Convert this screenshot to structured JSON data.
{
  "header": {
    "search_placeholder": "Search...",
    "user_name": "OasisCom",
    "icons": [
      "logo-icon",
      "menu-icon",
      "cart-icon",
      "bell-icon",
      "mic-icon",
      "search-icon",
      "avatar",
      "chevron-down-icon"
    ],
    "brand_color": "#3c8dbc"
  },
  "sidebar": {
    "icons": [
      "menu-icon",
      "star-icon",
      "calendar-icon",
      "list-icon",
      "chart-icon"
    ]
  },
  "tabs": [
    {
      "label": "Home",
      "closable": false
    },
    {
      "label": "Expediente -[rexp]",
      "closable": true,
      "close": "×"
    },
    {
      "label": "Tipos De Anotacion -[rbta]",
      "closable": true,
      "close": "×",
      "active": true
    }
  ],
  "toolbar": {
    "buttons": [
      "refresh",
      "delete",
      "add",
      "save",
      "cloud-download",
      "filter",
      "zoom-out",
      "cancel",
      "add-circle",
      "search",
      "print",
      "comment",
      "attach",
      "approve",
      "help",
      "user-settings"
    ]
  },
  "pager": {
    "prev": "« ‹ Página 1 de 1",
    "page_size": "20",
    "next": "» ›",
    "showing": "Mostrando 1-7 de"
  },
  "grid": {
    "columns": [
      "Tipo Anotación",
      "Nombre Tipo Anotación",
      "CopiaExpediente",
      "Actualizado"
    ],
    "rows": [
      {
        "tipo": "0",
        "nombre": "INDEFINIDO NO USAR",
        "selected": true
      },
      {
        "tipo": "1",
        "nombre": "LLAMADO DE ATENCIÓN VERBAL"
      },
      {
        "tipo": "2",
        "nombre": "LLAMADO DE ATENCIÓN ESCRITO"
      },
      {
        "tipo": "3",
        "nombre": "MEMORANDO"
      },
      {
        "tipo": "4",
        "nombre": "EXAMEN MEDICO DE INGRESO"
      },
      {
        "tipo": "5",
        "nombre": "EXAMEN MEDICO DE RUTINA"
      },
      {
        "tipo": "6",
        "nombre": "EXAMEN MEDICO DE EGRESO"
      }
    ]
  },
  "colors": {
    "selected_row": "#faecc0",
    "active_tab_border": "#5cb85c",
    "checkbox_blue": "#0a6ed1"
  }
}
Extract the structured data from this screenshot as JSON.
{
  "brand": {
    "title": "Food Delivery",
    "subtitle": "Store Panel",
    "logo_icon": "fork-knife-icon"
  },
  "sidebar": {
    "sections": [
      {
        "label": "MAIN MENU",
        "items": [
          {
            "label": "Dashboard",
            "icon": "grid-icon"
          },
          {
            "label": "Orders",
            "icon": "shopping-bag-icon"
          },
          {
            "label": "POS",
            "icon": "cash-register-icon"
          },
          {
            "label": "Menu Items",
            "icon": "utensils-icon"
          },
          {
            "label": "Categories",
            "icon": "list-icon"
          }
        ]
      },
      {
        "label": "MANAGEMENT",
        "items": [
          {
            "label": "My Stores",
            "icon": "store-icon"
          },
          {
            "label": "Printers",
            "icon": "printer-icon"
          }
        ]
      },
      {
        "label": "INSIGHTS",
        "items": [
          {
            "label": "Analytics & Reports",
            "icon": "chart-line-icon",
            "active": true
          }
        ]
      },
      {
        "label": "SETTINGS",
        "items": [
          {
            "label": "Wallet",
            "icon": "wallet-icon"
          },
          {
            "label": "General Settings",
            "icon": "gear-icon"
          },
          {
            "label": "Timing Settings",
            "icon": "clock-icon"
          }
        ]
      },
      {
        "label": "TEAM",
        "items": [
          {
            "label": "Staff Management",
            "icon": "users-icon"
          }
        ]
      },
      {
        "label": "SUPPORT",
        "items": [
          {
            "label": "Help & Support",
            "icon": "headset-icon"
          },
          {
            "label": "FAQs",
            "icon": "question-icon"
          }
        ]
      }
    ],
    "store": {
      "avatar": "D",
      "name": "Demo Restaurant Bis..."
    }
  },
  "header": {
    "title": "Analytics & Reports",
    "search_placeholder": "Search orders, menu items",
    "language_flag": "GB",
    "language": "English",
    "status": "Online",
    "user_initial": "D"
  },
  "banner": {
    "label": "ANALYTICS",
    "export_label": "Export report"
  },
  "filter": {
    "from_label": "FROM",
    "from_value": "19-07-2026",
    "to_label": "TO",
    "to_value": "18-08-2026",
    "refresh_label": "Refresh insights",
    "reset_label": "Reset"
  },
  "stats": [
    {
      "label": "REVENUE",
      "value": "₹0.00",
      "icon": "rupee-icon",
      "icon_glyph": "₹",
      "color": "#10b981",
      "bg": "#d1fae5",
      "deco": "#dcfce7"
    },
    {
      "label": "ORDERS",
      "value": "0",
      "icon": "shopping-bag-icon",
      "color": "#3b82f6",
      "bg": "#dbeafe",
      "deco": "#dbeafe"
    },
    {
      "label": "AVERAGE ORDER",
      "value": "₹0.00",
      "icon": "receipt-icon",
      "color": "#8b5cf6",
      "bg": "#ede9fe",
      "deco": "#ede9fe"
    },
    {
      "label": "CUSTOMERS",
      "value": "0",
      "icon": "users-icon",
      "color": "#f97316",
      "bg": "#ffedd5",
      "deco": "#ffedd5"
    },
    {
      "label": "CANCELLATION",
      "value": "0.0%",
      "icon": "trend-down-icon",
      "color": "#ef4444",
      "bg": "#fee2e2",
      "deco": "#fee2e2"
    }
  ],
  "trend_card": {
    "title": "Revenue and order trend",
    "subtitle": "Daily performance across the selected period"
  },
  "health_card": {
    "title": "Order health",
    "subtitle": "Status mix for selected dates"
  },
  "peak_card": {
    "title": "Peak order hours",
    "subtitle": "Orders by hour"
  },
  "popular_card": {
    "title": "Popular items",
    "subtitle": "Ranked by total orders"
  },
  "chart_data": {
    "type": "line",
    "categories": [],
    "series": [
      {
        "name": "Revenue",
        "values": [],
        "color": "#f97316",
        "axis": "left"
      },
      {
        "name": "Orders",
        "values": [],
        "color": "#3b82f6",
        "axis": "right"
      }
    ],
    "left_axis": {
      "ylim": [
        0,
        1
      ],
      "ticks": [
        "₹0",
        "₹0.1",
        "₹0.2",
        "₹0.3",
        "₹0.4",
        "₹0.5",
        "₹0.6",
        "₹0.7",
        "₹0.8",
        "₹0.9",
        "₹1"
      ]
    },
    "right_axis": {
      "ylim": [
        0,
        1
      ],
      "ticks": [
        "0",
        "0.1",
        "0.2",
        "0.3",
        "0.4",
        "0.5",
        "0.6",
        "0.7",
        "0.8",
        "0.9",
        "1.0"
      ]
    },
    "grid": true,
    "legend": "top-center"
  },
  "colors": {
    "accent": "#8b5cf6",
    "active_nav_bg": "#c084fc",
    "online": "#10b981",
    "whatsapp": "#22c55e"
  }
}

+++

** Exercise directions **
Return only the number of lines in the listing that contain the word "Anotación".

** Written solution **
2